Infrastructure Dollars Can Increase Community Resiliency


Karen McCurdy, P.E., CFM

Senior Vice President - Environmental

A community’s capacity to prevent, respond to, and recover quickly from disruptions is referred to as resilience. At its most basic, resilience is simply the ability to get back in the game after suffering a hard blow.

Many communities are facing new or intensifying weather-related risks such as:

  • Extreme Temperatures
  • Floods
  • Storms
  • High Winds
  • Wildfires
  • Water Stress
  • Drought


Every community is unique, with its own character, ideas, and distinct values. Enhancing the resiliency of a community begins with assessing hazards and vulnerabilities of all kinds, investigating and prioritizing options for addressing those vulnerabilities, and building a plan the community embraces and takes action to implement. Having a plan allows a community to achieve a holistic approach that creates true resilience. Having a plan also supports fundraising efforts by focusing efforts on defined projects with established goals.

Planning for Resiliency

Through careful planning and design, communities can reduce all kinds of risks. A resilient city has a diverse economic base that is not overly dependent on any single employer or source of income. If a single tornado can destroy a city’s entire sales tax base, then the city is already vulnerable. Adopting development codes that encourage mixed-use development disperses points of sale and helps mitigate that risk.

Avoiding development in high-risk areas such as areas prone to:

  • Flooding
  • Landslides
  • Wildfires
  • Other Natural Events


Planning for resiliency

A hallmark of resilience is that smart strategies provide multiple benefits. Disbursed economic centers allow services to be distributed so citizens are closer to what they want and need. This means less time and money spent on traveling long distances for work, school, shopping, and other services. A resilient city has a well-connected mobility network, allowing motor vehicles, as well as bicycles and pedestrians, to travel along multiple routes. Single points of failure are avoided, and people have options if they are unable to own or use a car, especially if public transit is not an option. More and more communities are prioritizing walkability and "bikeability" in their planning for both transportation and recreation. Alternative transportation options provide additional benefits, including emissions reductions, reduced traffic congestion, health and wellness benefits, and increased quality of life.

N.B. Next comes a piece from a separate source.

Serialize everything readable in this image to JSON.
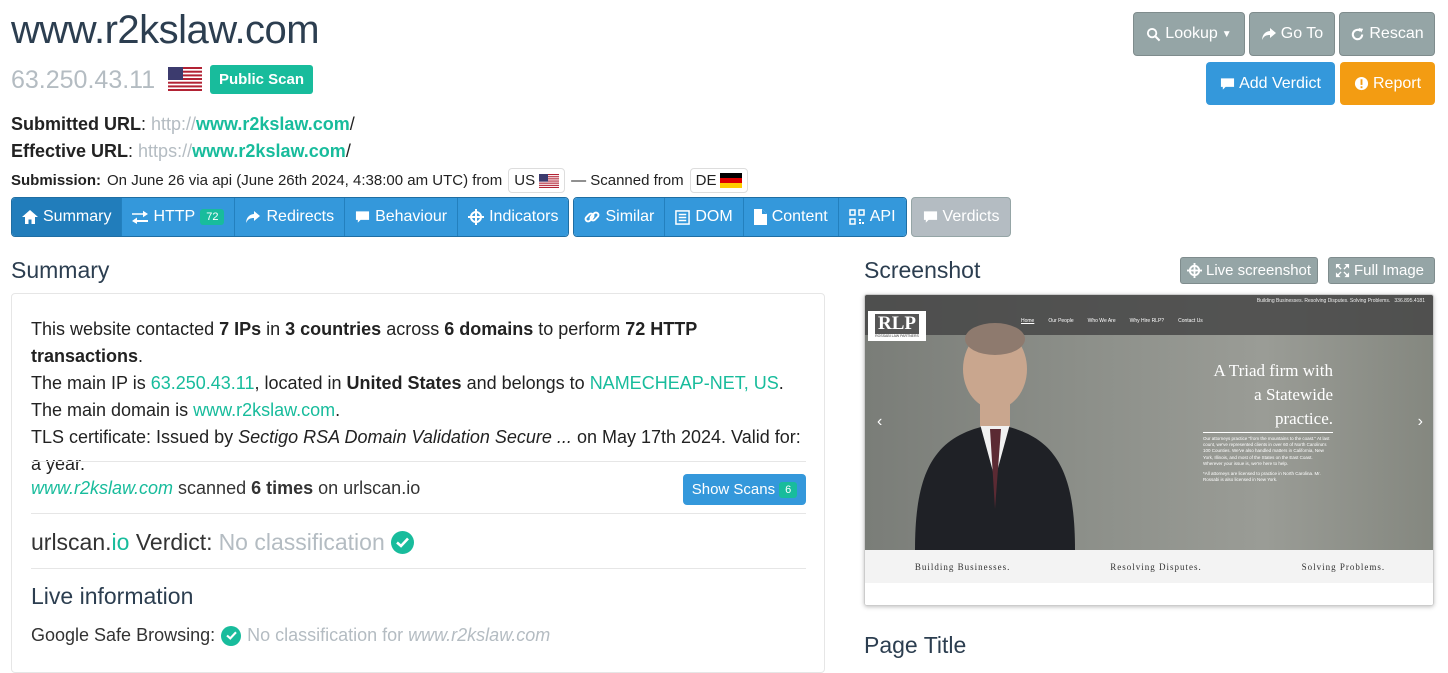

The past decade has shown us that we can no longer assume a 1% flood event will only occur roughly once every hundred years. Communities can lessen the impact of heavy rains by understanding and managing their stormwater systems in the most comprehensive way possible and by planning with major events in mind. Resiliency strategies focused on reducing negative impacts from rain events work to slow the water, spread it out, and allow it to soak into the ground. We see more and more communities adopting low-impact development practices such as using permeable paving surfaces, constructed wetlands, rain gardens, and bioswales to retain more stormwater on site and minimize the downstream impact of development. 

Natural Stream At Capacity

Natural drainage design

Natural approaches to stormwater management are also important resiliency measures. Cities are implementing more natural streambank stabilization techniques, restoring trees and native vegetation along streams to slow water, reduce erosion, improve water quality, and provide habitat. Restoring and enhancing wetland areas gives stormwater a place to collect and release slowly after a storm event has passed. Mature trees provide an important service by catching water and stabilizing soils while providing shade and reducing urban heat island temperatures. Done correctly and with care, engineers can achieve flood protection, restore ecological functions, and create space for public recreation while creating more resilient stormwater systems that drive economic growth by preserving the natural beauty that makes our region such a great place to live.

Natural drainage design

Natural drainage channel designed by Crafton Tull

There is no better time for communities to start identifying potential resiliency projects. The $1.2 trillion Bipartisan Infrastructure Law of 2021 includes funding for projects that can improve resiliency. One source of this funding is the Carbon Reduction Program, which allocates to Arkansas $86.9 million over five years with $16.7 million in 2022. Oklahoma will receive $106.9 million. It is focused on transportation projects that reduce carbon emissions, including trail facilities for pedestrians and bicyclists, roundabouts, intersection improvements, and traffic signal synchronization. Additional programs fund energy, water, and watershed projects.

The generational level of funding available now and in the years ahead for infrastructure improvements can enable communities to increase resilience, economic stability, and quality of life. Now is the time to plan for the future, roll up our collective sleeves, and get to work building thriving and resilient communities.